▶ Exercise brief: The required answer is a copy of each line in the entries below that includes "glyph".
********************
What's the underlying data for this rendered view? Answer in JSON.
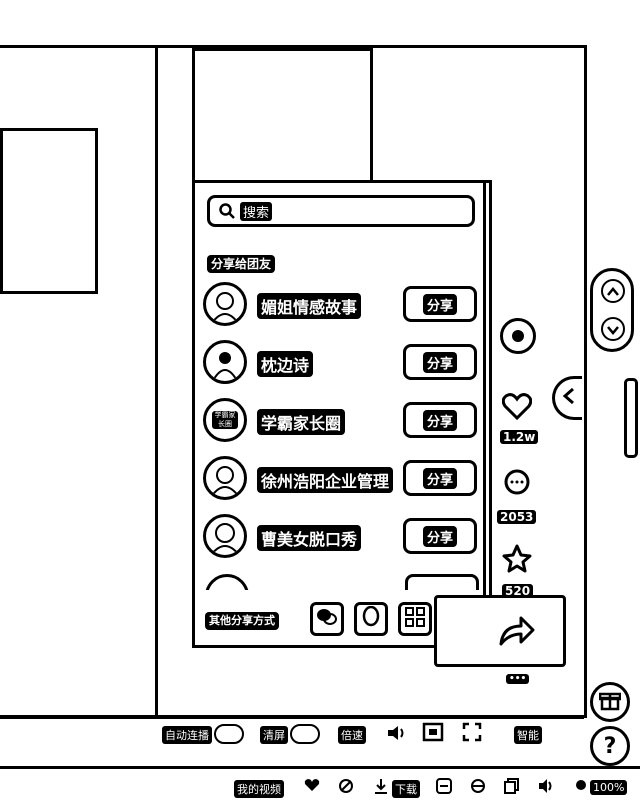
{
  "share_panel": {
    "search_placeholder": "搜索",
    "section_title": "分享给团友",
    "friends": [
      {
        "name": "媚姐情感故事",
        "share_label": "分享"
      },
      {
        "name": "枕边诗",
        "share_label": "分享"
      },
      {
        "name": "学霸家长圈",
        "share_label": "分享",
        "avatar_text": "学霸家长圈"
      },
      {
        "name": "徐州浩阳企业管理",
        "share_label": "分享"
      },
      {
        "name": "曹美女脱口秀",
        "share_label": "分享"
      }
    ],
    "other_share_label": "其他分享方式"
  },
  "side_rail": {
    "like_count": "1.2w",
    "comment_count": "2053",
    "favorite_count": "520",
    "more_label": "•••"
  },
  "player_bar": {
    "autoplay_label": "自动连播",
    "clear_screen_label": "清屏",
    "speed_label": "倍速",
    "quality_label": "智能"
  },
  "status_bar": {
    "my_videos_label": "我的视频",
    "download_label": "下载",
    "zoom_label": "100%"
  },
  "icons": [
    "search-icon",
    "wechat-icon",
    "qq-icon",
    "qrcode-icon",
    "link-icon",
    "share-arrow-icon",
    "heart-icon",
    "comment-icon",
    "star-icon",
    "chevron-up-icon",
    "chevron-down-icon",
    "chevron-left-icon",
    "gift-icon",
    "help-icon",
    "volume-icon",
    "fullscreen-icon"
  ]
}
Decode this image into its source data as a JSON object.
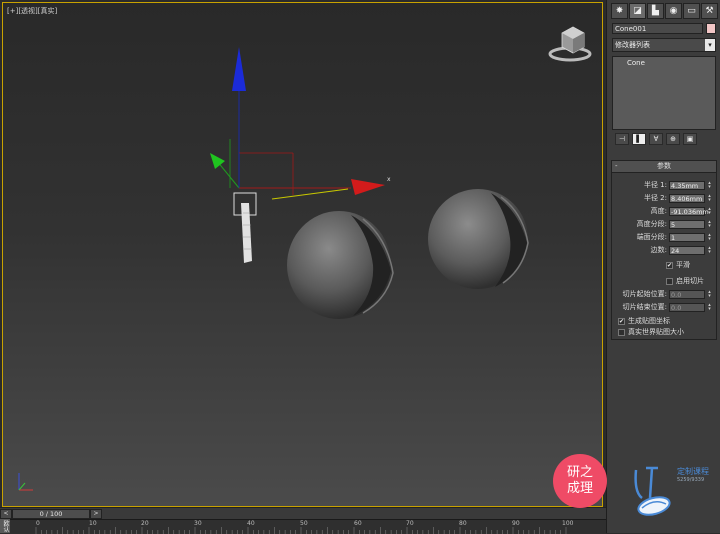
{
  "viewport": {
    "label": "[+][透视][真实]",
    "axis_label_x": "x"
  },
  "command_panel": {
    "tabs": [
      {
        "name": "create",
        "glyph": "✸"
      },
      {
        "name": "modify",
        "glyph": "◪"
      },
      {
        "name": "hierarchy",
        "glyph": "▙"
      },
      {
        "name": "motion",
        "glyph": "◉"
      },
      {
        "name": "display",
        "glyph": "▭"
      },
      {
        "name": "utilities",
        "glyph": "⚒"
      }
    ],
    "object_name": "Cone001",
    "object_color": "#f2c6c6",
    "modifier_list": "修改器列表",
    "modifier_list_arrow": "▾",
    "stack_items": [
      "Cone"
    ],
    "stack_tools": [
      "⊣",
      "▌",
      "∀",
      "⊕",
      "▣"
    ]
  },
  "parameters": {
    "title": "参数",
    "collapse": "-",
    "fields": [
      {
        "label": "半径 1:",
        "value": "4.35mm",
        "enabled": true
      },
      {
        "label": "半径 2:",
        "value": "8.406mm",
        "enabled": true
      },
      {
        "label": "高度:",
        "value": "-91.036mm",
        "enabled": true
      },
      {
        "label": "高度分段:",
        "value": "5",
        "enabled": true
      },
      {
        "label": "端面分段:",
        "value": "1",
        "enabled": true
      },
      {
        "label": "边数:",
        "value": "24",
        "enabled": true
      }
    ],
    "smooth_label": "平滑",
    "smooth_checked": true,
    "slice_on_label": "启用切片",
    "slice_on_checked": false,
    "slice_fields": [
      {
        "label": "切片起始位置:",
        "value": "0.0",
        "enabled": false
      },
      {
        "label": "切片结束位置:",
        "value": "0.0",
        "enabled": false
      }
    ],
    "gen_mapping_label": "生成贴图坐标",
    "gen_mapping_checked": true,
    "real_world_label": "真实世界贴图大小",
    "real_world_checked": false
  },
  "timeline": {
    "prev": "<",
    "frame_label": "0 / 100",
    "next": ">",
    "ticks": [
      "0",
      "10",
      "20",
      "30",
      "40",
      "50",
      "60",
      "70",
      "80",
      "90",
      "100"
    ],
    "side_label": "欧认"
  },
  "watermark": {
    "badge_line1": "研之",
    "badge_line2": "成理",
    "logo_text": "定制课程",
    "logo_number": "5259/9339"
  }
}
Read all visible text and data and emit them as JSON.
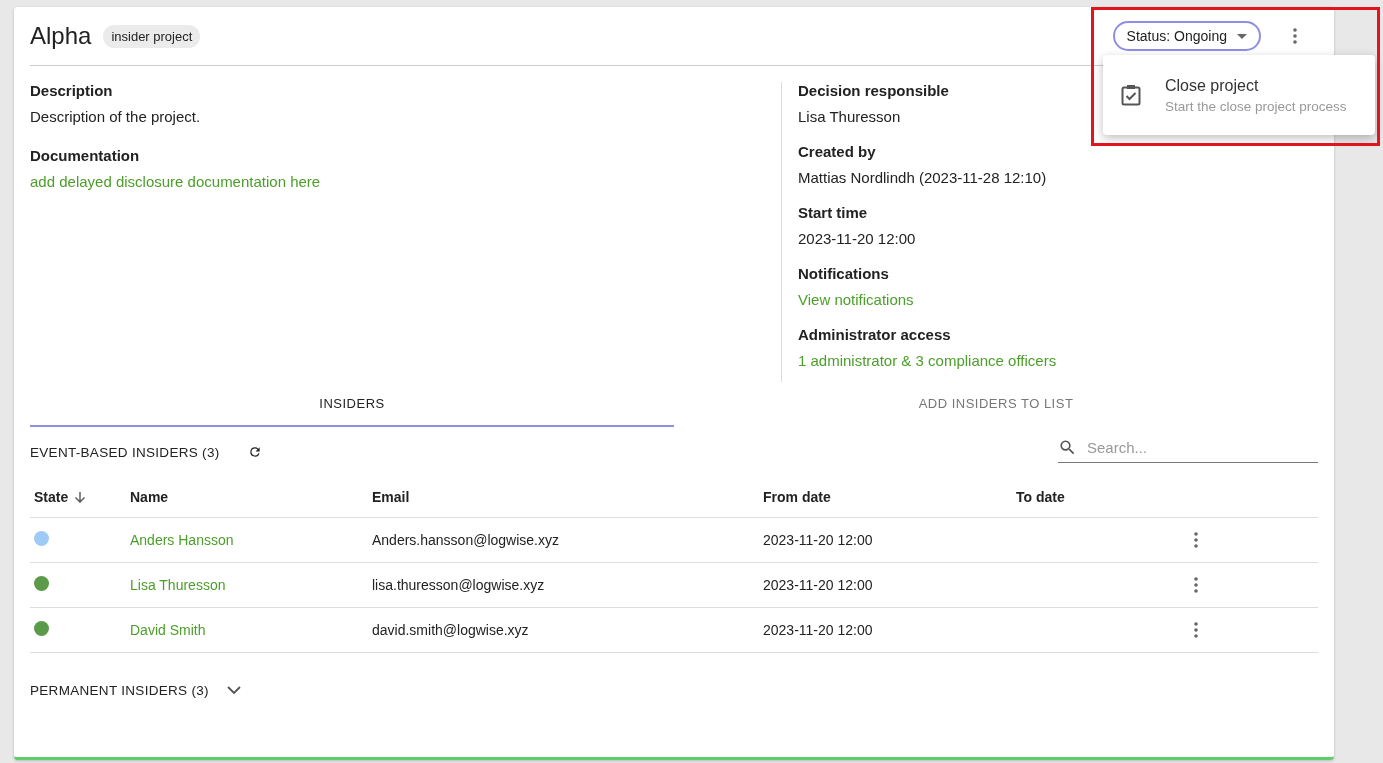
{
  "header": {
    "title": "Alpha",
    "tag": "insider project",
    "status_button": "Status: Ongoing"
  },
  "menu": {
    "items": [
      {
        "label": "Close project",
        "description": "Start the close project process"
      }
    ]
  },
  "details_left": [
    {
      "label": "Description",
      "value": "Description of the project.",
      "kind": "text"
    },
    {
      "label": "Documentation",
      "value": "add delayed disclosure documentation here",
      "kind": "link"
    }
  ],
  "details_right": [
    {
      "label": "Decision responsible",
      "value": "Lisa Thuresson",
      "kind": "text"
    },
    {
      "label": "Created by",
      "value": "Mattias Nordlindh (2023-11-28 12:10)",
      "kind": "text"
    },
    {
      "label": "Start time",
      "value": "2023-11-20 12:00",
      "kind": "text"
    },
    {
      "label": "Notifications",
      "value": "View notifications",
      "kind": "link"
    },
    {
      "label": "Administrator access",
      "value": "1 administrator & 3 compliance officers",
      "kind": "link"
    }
  ],
  "tabs": [
    {
      "label": "INSIDERS",
      "selected": true
    },
    {
      "label": "ADD INSIDERS TO LIST",
      "selected": false
    }
  ],
  "event_section": {
    "title": "EVENT-BASED INSIDERS (3)",
    "search": {
      "placeholder": "Search..."
    }
  },
  "table": {
    "columns": [
      {
        "label": "State",
        "sorted": true
      },
      {
        "label": "Name",
        "sorted": false
      },
      {
        "label": "Email",
        "sorted": false
      },
      {
        "label": "From date",
        "sorted": false
      },
      {
        "label": "To date",
        "sorted": false
      }
    ],
    "rows": [
      {
        "color": "#9ecbf5",
        "name": "Anders Hansson",
        "email": "Anders.hansson@logwise.xyz",
        "from_date": "2023-11-20 12:00"
      },
      {
        "color": "#5a9a48",
        "name": "Lisa Thuresson",
        "email": "lisa.thuresson@logwise.xyz",
        "from_date": "2023-11-20 12:00"
      },
      {
        "color": "#5a9a48",
        "name": "David Smith",
        "email": "david.smith@logwise.xyz",
        "from_date": "2023-11-20 12:00"
      }
    ]
  },
  "permanent_section": {
    "title": "PERMANENT INSIDERS (3)",
    "expanded": false
  }
}
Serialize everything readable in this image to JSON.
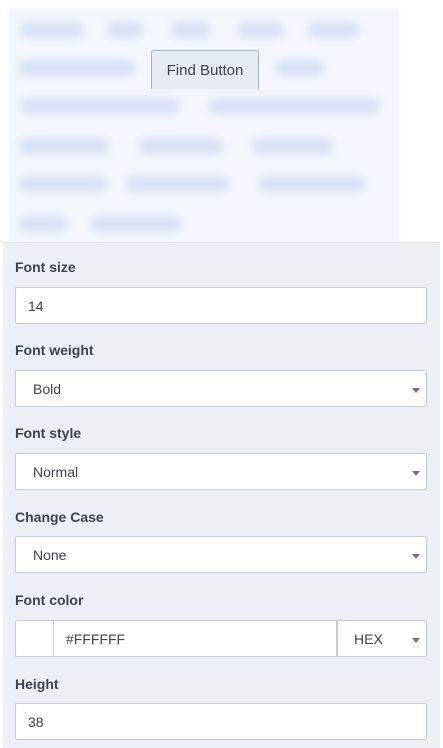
{
  "preview": {
    "tab_label": "Find Button"
  },
  "settings": {
    "font_size": {
      "label": "Font size",
      "value": "14"
    },
    "font_weight": {
      "label": "Font weight",
      "value": "Bold"
    },
    "font_style": {
      "label": "Font style",
      "value": "Normal"
    },
    "change_case": {
      "label": "Change Case",
      "value": "None"
    },
    "font_color": {
      "label": "Font color",
      "value": "#FFFFFF",
      "swatch": "#FFFFFF",
      "format": "HEX"
    },
    "height": {
      "label": "Height",
      "value": "38"
    }
  },
  "icons": {
    "dropdown": "chevron-down-icon"
  }
}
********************
▶ Answer below:
        "glyph": "✸"
        "glyph": "◪"
        "glyph": "▙"
        "glyph": "◉"
        "glyph": "▭"
        "glyph": "⚒"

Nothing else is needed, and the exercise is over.